Written by CL Taylor — Crime fiction is a huge and hugely popular genre, but do you ever sit back and think of what we’re actually enjoying as our evening’s entertainment? The thought might cross your mind as you sink deeply into The Fear by CL Taylor, with themes such as child grooming, stalking and paedophilia. It takes a skilled writer to handle such troubling topics so well, and still keep us entertained.
Louise Handsworth was 14 when she fell under the spell of her karate teacher, Mike Hughes. Unhappy at home and short of friends who would listen to her woes, Lou thinks she’s hit the jackpot when Mike takes an interest in her. He even whisks her away for a secret weekend in France – but then the dream turns sour and Lou begins to see Mike for what he really is…
Move on 18 years and Lou has created a new life for herself in London, although the repercussions of those teenage mistakes still affect her badly. She struggles to have any meaningful, long term relationships with men and is haunted by memories of Mike and what he did to her. Then her father dies and leaves her the family home back in Malvern. Fresh out of yet another disappointing relationship, Lou ups sticks and returns to the place where she grew up.
It’s a big mistake, and bad memories come rushing back. Then Lou spots Mike, out of prison now and working in a garden centre. But what’s that? He’s kissing a young girl who can barely have reached her teens? Lou wonders what she can do to stop history repeating itself, and her solution is an unusual one… Perhaps a little revenge is in the pipes.
Not content with one compelling storyline, Taylor introduces Wendy, a woman in her 50s who lives alone, with only her Springer Spaniel for company. She’s taking an unusual amount of interest in Lou’s life and uses a fake name and profile to befriend her on Facebook. What could be the reason for Wendy’s stalking behaviour? It will take you a while to find out, but once the cat is out of the bag there are no end of possibilities as to where this story is likely to go next.
The narrative thread bounces between the three lead female characters, with Lou’s present-day predicament topped and tailed by snippets from the diary she kept while her relationship with Mike was in full flow. These italicised passages are sometimes difficult to read, so raw are the emotions of the young and impressionable girl wielding the pen. In contrast, grown up Louise is world-weary, afraid to trust anyone and battling to keep things together. However, when the going gets tough, she may just surprise you.
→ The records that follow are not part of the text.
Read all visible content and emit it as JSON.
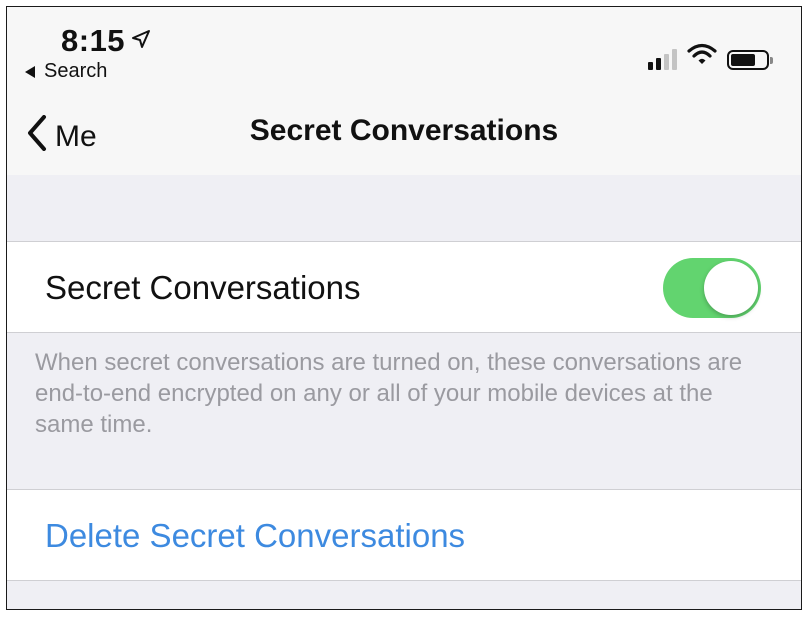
{
  "status_bar": {
    "time": "8:15",
    "back_app_label": "Search",
    "signal_bars_filled": 2,
    "battery_level": 0.72,
    "icons": [
      "location-arrow-icon",
      "signal-bars-icon",
      "wifi-icon",
      "battery-icon"
    ]
  },
  "nav": {
    "back_label": "Me",
    "title": "Secret Conversations"
  },
  "settings": {
    "toggle_label": "Secret Conversations",
    "toggle_on": true,
    "footer": "When secret conversations are turned on, these conversations are end-to-end encrypted on any or all of your mobile devices at the same time.",
    "delete_label": "Delete Secret Conversations"
  },
  "colors": {
    "toggle_on": "#62d46f",
    "link": "#3d8ae0",
    "footer_text": "#9a9aa0",
    "background": "#efeff4"
  }
}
While Chloe, Mike’s latest target, wears her heart on her sleeve as a typical marginalised 13-year-old girl, Wendy is a much tougher nut to crack. The early impressions of a middle-aged spinster content to walk her dog and do a bit of knitting are there to lull you into a false sense of security as Taylor trickily plays with perceptions like a stage magician.
Followers of this author’s work have come to expect moments when everything is turned on its head and The Fear is no exception. As one by one our three female leads take their turn in the spotlight, be careful to check what may be lurking in the shadows. This is an engrossing, disturbing read which at times has you crying in anguish for an innocence lost, at others cheering from the sidelines at what transpires. An excellent psychological thriller by an author on top form.
CFL Rating: 4 Stars